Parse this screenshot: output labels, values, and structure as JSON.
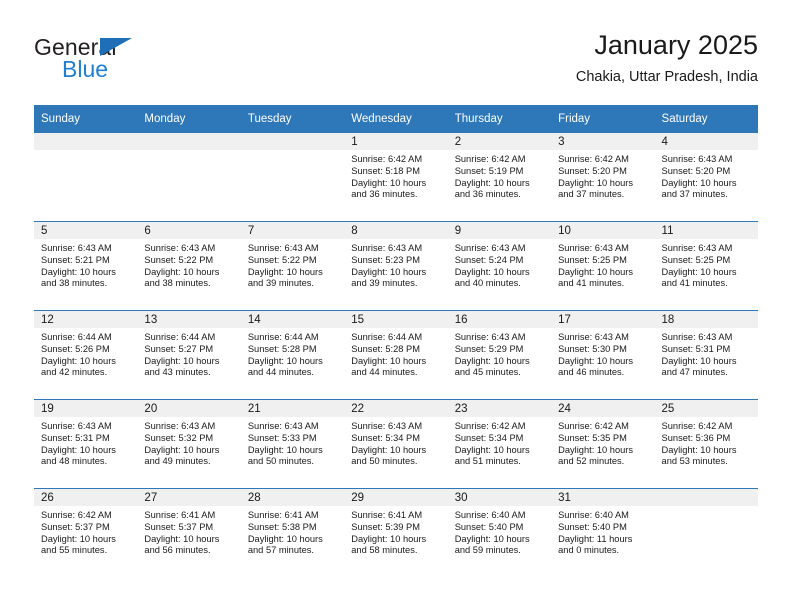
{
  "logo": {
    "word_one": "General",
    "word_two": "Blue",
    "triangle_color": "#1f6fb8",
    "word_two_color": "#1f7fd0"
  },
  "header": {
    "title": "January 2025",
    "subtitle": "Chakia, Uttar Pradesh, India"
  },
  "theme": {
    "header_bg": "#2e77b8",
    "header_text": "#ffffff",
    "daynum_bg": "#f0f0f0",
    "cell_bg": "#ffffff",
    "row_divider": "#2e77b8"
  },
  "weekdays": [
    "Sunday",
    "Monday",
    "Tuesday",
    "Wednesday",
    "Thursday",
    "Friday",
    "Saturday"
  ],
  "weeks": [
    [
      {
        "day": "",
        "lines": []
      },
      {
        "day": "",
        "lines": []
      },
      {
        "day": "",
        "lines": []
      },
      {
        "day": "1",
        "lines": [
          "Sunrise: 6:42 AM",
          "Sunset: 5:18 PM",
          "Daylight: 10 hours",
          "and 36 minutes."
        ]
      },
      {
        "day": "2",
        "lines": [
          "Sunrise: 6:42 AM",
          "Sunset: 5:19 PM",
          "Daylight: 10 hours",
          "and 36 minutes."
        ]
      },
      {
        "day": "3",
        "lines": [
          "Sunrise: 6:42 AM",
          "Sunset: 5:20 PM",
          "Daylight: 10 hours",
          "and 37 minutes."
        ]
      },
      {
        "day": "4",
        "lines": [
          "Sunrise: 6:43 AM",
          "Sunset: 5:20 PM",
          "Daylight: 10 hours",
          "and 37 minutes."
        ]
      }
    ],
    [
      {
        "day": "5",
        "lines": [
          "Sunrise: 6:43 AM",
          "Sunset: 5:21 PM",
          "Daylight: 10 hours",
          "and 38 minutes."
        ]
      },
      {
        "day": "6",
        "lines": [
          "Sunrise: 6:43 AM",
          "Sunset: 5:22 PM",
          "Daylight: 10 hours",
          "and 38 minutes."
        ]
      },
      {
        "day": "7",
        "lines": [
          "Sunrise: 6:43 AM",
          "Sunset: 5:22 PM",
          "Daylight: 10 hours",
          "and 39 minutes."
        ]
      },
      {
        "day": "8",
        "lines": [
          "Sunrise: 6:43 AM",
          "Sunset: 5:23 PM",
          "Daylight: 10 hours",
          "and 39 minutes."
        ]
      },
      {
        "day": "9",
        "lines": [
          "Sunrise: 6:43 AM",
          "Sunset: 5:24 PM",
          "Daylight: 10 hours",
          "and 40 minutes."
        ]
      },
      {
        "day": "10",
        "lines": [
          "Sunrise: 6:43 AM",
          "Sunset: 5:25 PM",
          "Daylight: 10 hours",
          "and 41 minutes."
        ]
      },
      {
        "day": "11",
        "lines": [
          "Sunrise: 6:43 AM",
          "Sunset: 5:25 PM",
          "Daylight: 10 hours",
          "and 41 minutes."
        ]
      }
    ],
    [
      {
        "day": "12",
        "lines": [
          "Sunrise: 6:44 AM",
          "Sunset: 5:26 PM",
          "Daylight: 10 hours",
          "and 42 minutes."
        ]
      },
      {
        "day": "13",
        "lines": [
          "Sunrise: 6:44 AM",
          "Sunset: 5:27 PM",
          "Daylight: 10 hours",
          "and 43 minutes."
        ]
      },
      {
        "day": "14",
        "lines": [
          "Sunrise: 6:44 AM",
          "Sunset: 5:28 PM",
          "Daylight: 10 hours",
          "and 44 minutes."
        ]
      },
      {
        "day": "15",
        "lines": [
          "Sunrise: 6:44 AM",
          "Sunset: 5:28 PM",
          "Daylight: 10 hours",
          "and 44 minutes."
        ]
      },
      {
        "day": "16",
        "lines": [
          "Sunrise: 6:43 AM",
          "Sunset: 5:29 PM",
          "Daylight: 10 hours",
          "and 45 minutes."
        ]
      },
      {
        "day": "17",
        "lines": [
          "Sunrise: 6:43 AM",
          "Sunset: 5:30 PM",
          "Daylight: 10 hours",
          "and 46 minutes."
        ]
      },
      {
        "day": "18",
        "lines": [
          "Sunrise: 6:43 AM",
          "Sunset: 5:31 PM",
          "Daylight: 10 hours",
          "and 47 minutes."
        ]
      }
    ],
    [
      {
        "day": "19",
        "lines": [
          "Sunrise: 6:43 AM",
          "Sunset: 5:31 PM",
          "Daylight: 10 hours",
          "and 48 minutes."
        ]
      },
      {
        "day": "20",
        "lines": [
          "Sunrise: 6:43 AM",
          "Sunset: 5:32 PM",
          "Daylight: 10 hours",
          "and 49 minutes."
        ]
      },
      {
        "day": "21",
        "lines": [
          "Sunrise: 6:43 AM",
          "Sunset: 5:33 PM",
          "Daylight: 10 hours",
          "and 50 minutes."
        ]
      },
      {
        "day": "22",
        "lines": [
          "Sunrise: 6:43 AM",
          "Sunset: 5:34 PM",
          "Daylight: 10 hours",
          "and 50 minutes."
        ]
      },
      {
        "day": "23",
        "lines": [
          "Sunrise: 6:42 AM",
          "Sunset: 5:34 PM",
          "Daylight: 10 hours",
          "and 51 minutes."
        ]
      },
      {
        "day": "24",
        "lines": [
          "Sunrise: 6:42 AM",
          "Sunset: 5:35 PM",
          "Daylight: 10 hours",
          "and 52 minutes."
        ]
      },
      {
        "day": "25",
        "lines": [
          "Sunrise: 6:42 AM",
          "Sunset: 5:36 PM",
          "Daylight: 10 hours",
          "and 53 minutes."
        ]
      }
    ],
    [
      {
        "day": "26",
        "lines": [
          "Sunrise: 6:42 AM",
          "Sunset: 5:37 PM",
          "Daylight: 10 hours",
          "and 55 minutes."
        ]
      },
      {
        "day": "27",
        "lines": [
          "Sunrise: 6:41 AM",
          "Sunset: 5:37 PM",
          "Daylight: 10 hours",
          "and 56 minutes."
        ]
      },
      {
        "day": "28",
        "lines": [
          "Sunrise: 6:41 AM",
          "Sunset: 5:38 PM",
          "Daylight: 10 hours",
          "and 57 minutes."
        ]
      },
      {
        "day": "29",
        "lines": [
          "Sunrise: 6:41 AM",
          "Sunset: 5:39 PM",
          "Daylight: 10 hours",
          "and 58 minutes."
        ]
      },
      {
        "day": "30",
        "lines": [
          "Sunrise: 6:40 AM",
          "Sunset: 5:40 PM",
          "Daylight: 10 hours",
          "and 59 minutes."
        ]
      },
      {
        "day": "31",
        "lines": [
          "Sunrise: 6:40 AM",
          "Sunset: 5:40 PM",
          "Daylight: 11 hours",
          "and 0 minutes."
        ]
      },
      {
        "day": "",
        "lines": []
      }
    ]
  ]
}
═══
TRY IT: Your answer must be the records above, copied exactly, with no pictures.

ANSWER TO THE PROBLEM:
Parse this screenshot: output labels, values, and structure as JSON.
{
  "logo": {
    "word_one": "General",
    "word_two": "Blue",
    "triangle_color": "#1f6fb8",
    "word_two_color": "#1f7fd0"
  },
  "header": {
    "title": "January 2025",
    "subtitle": "Chakia, Uttar Pradesh, India"
  },
  "theme": {
    "header_bg": "#2e77b8",
    "header_text": "#ffffff",
    "daynum_bg": "#f0f0f0",
    "cell_bg": "#ffffff",
    "row_divider": "#2e77b8"
  },
  "weekdays": [
    "Sunday",
    "Monday",
    "Tuesday",
    "Wednesday",
    "Thursday",
    "Friday",
    "Saturday"
  ],
  "weeks": [
    [
      {
        "day": "",
        "lines": []
      },
      {
        "day": "",
        "lines": []
      },
      {
        "day": "",
        "lines": []
      },
      {
        "day": "1",
        "lines": [
          "Sunrise: 6:42 AM",
          "Sunset: 5:18 PM",
          "Daylight: 10 hours",
          "and 36 minutes."
        ]
      },
      {
        "day": "2",
        "lines": [
          "Sunrise: 6:42 AM",
          "Sunset: 5:19 PM",
          "Daylight: 10 hours",
          "and 36 minutes."
        ]
      },
      {
        "day": "3",
        "lines": [
          "Sunrise: 6:42 AM",
          "Sunset: 5:20 PM",
          "Daylight: 10 hours",
          "and 37 minutes."
        ]
      },
      {
        "day": "4",
        "lines": [
          "Sunrise: 6:43 AM",
          "Sunset: 5:20 PM",
          "Daylight: 10 hours",
          "and 37 minutes."
        ]
      }
    ],
    [
      {
        "day": "5",
        "lines": [
          "Sunrise: 6:43 AM",
          "Sunset: 5:21 PM",
          "Daylight: 10 hours",
          "and 38 minutes."
        ]
      },
      {
        "day": "6",
        "lines": [
          "Sunrise: 6:43 AM",
          "Sunset: 5:22 PM",
          "Daylight: 10 hours",
          "and 38 minutes."
        ]
      },
      {
        "day": "7",
        "lines": [
          "Sunrise: 6:43 AM",
          "Sunset: 5:22 PM",
          "Daylight: 10 hours",
          "and 39 minutes."
        ]
      },
      {
        "day": "8",
        "lines": [
          "Sunrise: 6:43 AM",
          "Sunset: 5:23 PM",
          "Daylight: 10 hours",
          "and 39 minutes."
        ]
      },
      {
        "day": "9",
        "lines": [
          "Sunrise: 6:43 AM",
          "Sunset: 5:24 PM",
          "Daylight: 10 hours",
          "and 40 minutes."
        ]
      },
      {
        "day": "10",
        "lines": [
          "Sunrise: 6:43 AM",
          "Sunset: 5:25 PM",
          "Daylight: 10 hours",
          "and 41 minutes."
        ]
      },
      {
        "day": "11",
        "lines": [
          "Sunrise: 6:43 AM",
          "Sunset: 5:25 PM",
          "Daylight: 10 hours",
          "and 41 minutes."
        ]
      }
    ],
    [
      {
        "day": "12",
        "lines": [
          "Sunrise: 6:44 AM",
          "Sunset: 5:26 PM",
          "Daylight: 10 hours",
          "and 42 minutes."
        ]
      },
      {
        "day": "13",
        "lines": [
          "Sunrise: 6:44 AM",
          "Sunset: 5:27 PM",
          "Daylight: 10 hours",
          "and 43 minutes."
        ]
      },
      {
        "day": "14",
        "lines": [
          "Sunrise: 6:44 AM",
          "Sunset: 5:28 PM",
          "Daylight: 10 hours",
          "and 44 minutes."
        ]
      },
      {
        "day": "15",
        "lines": [
          "Sunrise: 6:44 AM",
          "Sunset: 5:28 PM",
          "Daylight: 10 hours",
          "and 44 minutes."
        ]
      },
      {
        "day": "16",
        "lines": [
          "Sunrise: 6:43 AM",
          "Sunset: 5:29 PM",
          "Daylight: 10 hours",
          "and 45 minutes."
        ]
      },
      {
        "day": "17",
        "lines": [
          "Sunrise: 6:43 AM",
          "Sunset: 5:30 PM",
          "Daylight: 10 hours",
          "and 46 minutes."
        ]
      },
      {
        "day": "18",
        "lines": [
          "Sunrise: 6:43 AM",
          "Sunset: 5:31 PM",
          "Daylight: 10 hours",
          "and 47 minutes."
        ]
      }
    ],
    [
      {
        "day": "19",
        "lines": [
          "Sunrise: 6:43 AM",
          "Sunset: 5:31 PM",
          "Daylight: 10 hours",
          "and 48 minutes."
        ]
      },
      {
        "day": "20",
        "lines": [
          "Sunrise: 6:43 AM",
          "Sunset: 5:32 PM",
          "Daylight: 10 hours",
          "and 49 minutes."
        ]
      },
      {
        "day": "21",
        "lines": [
          "Sunrise: 6:43 AM",
          "Sunset: 5:33 PM",
          "Daylight: 10 hours",
          "and 50 minutes."
        ]
      },
      {
        "day": "22",
        "lines": [
          "Sunrise: 6:43 AM",
          "Sunset: 5:34 PM",
          "Daylight: 10 hours",
          "and 50 minutes."
        ]
      },
      {
        "day": "23",
        "lines": [
          "Sunrise: 6:42 AM",
          "Sunset: 5:34 PM",
          "Daylight: 10 hours",
          "and 51 minutes."
        ]
      },
      {
        "day": "24",
        "lines": [
          "Sunrise: 6:42 AM",
          "Sunset: 5:35 PM",
          "Daylight: 10 hours",
          "and 52 minutes."
        ]
      },
      {
        "day": "25",
        "lines": [
          "Sunrise: 6:42 AM",
          "Sunset: 5:36 PM",
          "Daylight: 10 hours",
          "and 53 minutes."
        ]
      }
    ],
    [
      {
        "day": "26",
        "lines": [
          "Sunrise: 6:42 AM",
          "Sunset: 5:37 PM",
          "Daylight: 10 hours",
          "and 55 minutes."
        ]
      },
      {
        "day": "27",
        "lines": [
          "Sunrise: 6:41 AM",
          "Sunset: 5:37 PM",
          "Daylight: 10 hours",
          "and 56 minutes."
        ]
      },
      {
        "day": "28",
        "lines": [
          "Sunrise: 6:41 AM",
          "Sunset: 5:38 PM",
          "Daylight: 10 hours",
          "and 57 minutes."
        ]
      },
      {
        "day": "29",
        "lines": [
          "Sunrise: 6:41 AM",
          "Sunset: 5:39 PM",
          "Daylight: 10 hours",
          "and 58 minutes."
        ]
      },
      {
        "day": "30",
        "lines": [
          "Sunrise: 6:40 AM",
          "Sunset: 5:40 PM",
          "Daylight: 10 hours",
          "and 59 minutes."
        ]
      },
      {
        "day": "31",
        "lines": [
          "Sunrise: 6:40 AM",
          "Sunset: 5:40 PM",
          "Daylight: 11 hours",
          "and 0 minutes."
        ]
      },
      {
        "day": "",
        "lines": []
      }
    ]
  ]
}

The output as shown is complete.